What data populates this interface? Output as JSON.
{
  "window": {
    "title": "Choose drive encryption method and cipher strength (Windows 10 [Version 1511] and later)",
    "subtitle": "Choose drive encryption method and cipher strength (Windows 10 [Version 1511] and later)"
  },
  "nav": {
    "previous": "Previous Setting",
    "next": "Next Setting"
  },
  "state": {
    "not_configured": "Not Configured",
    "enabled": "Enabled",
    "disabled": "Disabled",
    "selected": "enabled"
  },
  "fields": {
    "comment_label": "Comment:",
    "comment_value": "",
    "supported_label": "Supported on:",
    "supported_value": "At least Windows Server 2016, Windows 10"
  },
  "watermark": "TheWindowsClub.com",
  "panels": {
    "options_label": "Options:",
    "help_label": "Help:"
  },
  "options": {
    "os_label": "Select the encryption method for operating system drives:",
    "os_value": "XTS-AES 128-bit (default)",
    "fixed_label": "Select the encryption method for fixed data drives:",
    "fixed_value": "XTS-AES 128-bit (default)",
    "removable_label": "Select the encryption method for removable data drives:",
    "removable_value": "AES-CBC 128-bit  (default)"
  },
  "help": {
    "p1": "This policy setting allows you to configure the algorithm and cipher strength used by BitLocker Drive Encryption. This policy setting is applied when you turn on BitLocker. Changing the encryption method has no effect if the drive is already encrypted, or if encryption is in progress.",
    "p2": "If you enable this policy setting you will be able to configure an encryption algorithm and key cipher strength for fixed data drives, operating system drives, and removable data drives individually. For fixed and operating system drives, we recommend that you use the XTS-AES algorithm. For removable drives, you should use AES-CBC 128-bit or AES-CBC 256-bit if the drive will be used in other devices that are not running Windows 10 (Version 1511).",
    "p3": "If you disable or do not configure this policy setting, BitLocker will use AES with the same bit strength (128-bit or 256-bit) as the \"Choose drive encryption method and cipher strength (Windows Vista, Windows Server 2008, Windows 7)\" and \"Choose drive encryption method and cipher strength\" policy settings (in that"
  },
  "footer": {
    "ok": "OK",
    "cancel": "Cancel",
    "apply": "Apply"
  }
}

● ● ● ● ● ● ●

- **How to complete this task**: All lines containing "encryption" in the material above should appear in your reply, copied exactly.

- **Reply**:
    "title": "Choose drive encryption method and cipher strength (Windows 10 [Version 1511] and later)",
    "subtitle": "Choose drive encryption method and cipher strength (Windows 10 [Version 1511] and later)"
    "os_label": "Select the encryption method for operating system drives:",
    "fixed_label": "Select the encryption method for fixed data drives:",
    "removable_label": "Select the encryption method for removable data drives:",
    "p1": "This policy setting allows you to configure the algorithm and cipher strength used by BitLocker Drive Encryption. This policy setting is applied when you turn on BitLocker. Changing the encryption method has no effect if the drive is already encrypted, or if encryption is in progress.",
    "p2": "If you enable this policy setting you will be able to configure an encryption algorithm and key cipher strength for fixed data drives, operating system drives, and removable data drives individually. For fixed and operating system drives, we recommend that you use the XTS-AES algorithm. For removable drives, you should use AES-CBC 128-bit or AES-CBC 256-bit if the drive will be used in other devices that are not running Windows 10 (Version 1511).",
    "p3": "If you disable or do not configure this policy setting, BitLocker will use AES with the same bit strength (128-bit or 256-bit) as the \"Choose drive encryption method and cipher strength (Windows Vista, Windows Server 2008, Windows 7)\" and \"Choose drive encryption method and cipher strength\" policy settings (in that"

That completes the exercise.